The Mind-Body-Spirit Connection

Dealing with toxic emotions is important in any healing process, not just cancer.  It is hard for the body to heal if the mind is loaded down with fear, anger, bitterness, resentment and unforgiveness.  While it is normal to experience some conflicting emotions when hearing a diagnosis, I strongly encourage you to use those feelings to turn you in a new productive direction:  a desire to fight.  Attitude plays a big role in people’s response even to traditional medical treatments.  So do whatever you can to tap into a support system that will help you fight whether that be your family, a support group, your faith community or just good friends.  Controlling stress is easier said than done but is also essential for healing.  It is necessary to deal with the toxic emotions listed above, through prayer, counseling, and active stress management.  Keeping your mind on positive feelings and thoughts will enable your body to respond in amazing ways.  For those of faith, the power of prayer is one of the main things we rely on, and even the literature has shown it can have real therapeutic effects.  Walking in forgiveness for those who have hurt you, actually frees you from the burden of carrying that hurt around so that it can’t interfere with your healing process.

Options for testing

Complete screening blood work, saliva hormone testing, 24 hour urine-iodine excretion test, glucose tolerance testing with insulin levels, urine testing for good and bad estrogen metabolites (2-OH-estrone/16-OH-estrone ratio), erythrocyte nutrient and toxin testing, heavy metal urine excretion in response to chelator, COMT testing, BRCA testing for those with extensive family history of  cancer.  There are more tests available but this is more of a list for those who do not currently have breast cancer.

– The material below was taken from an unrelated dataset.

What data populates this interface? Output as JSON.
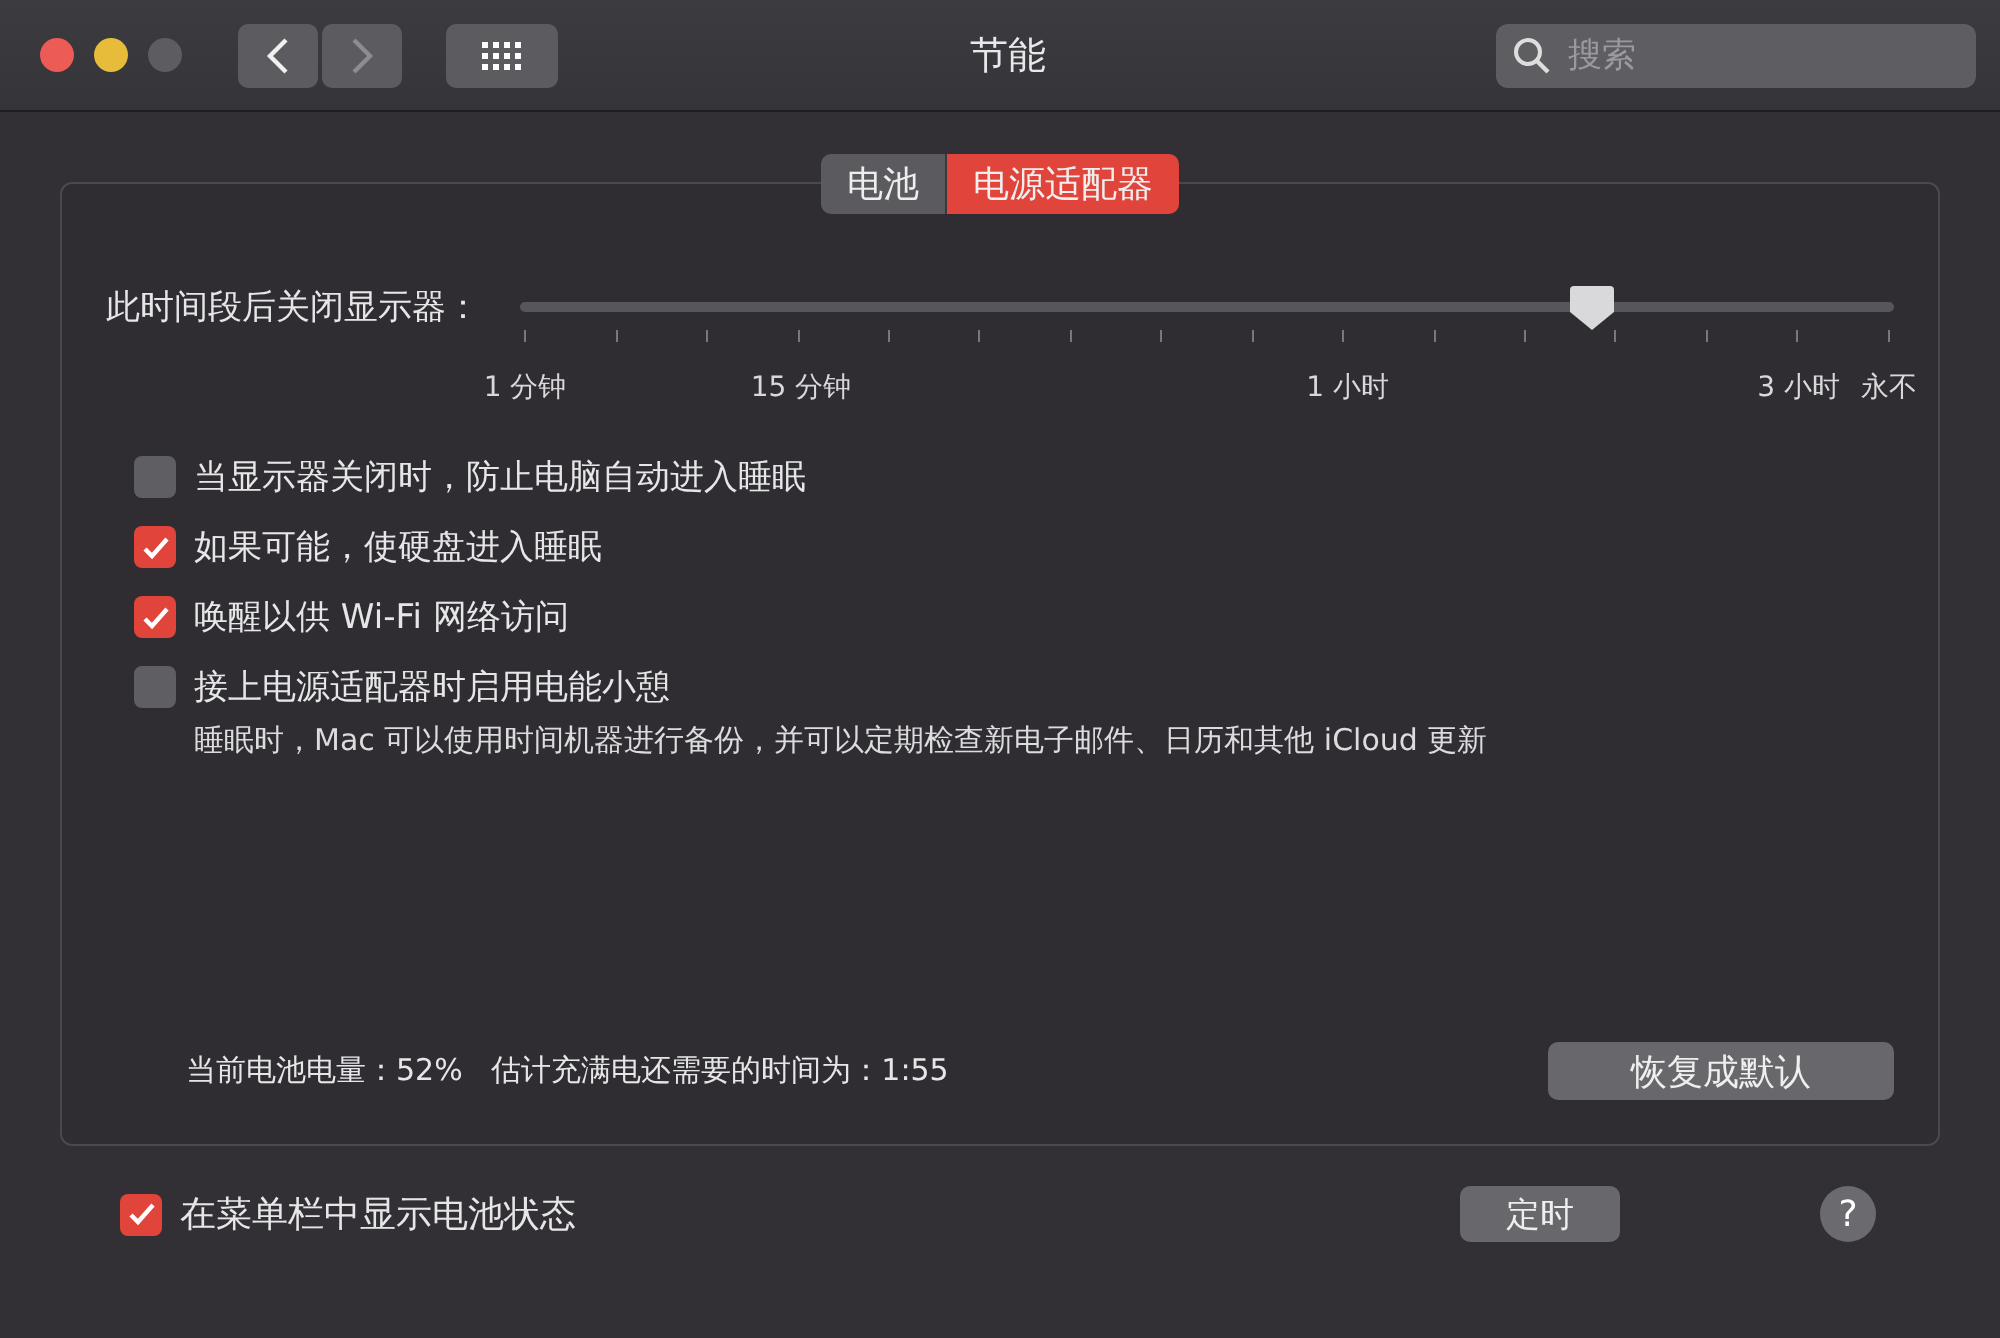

Well, I hope this helps someone and I know that when people begin to truly think about disease prevention and what they can do NOW, we will be able to fight the scourge of breast cancer and make a real difference.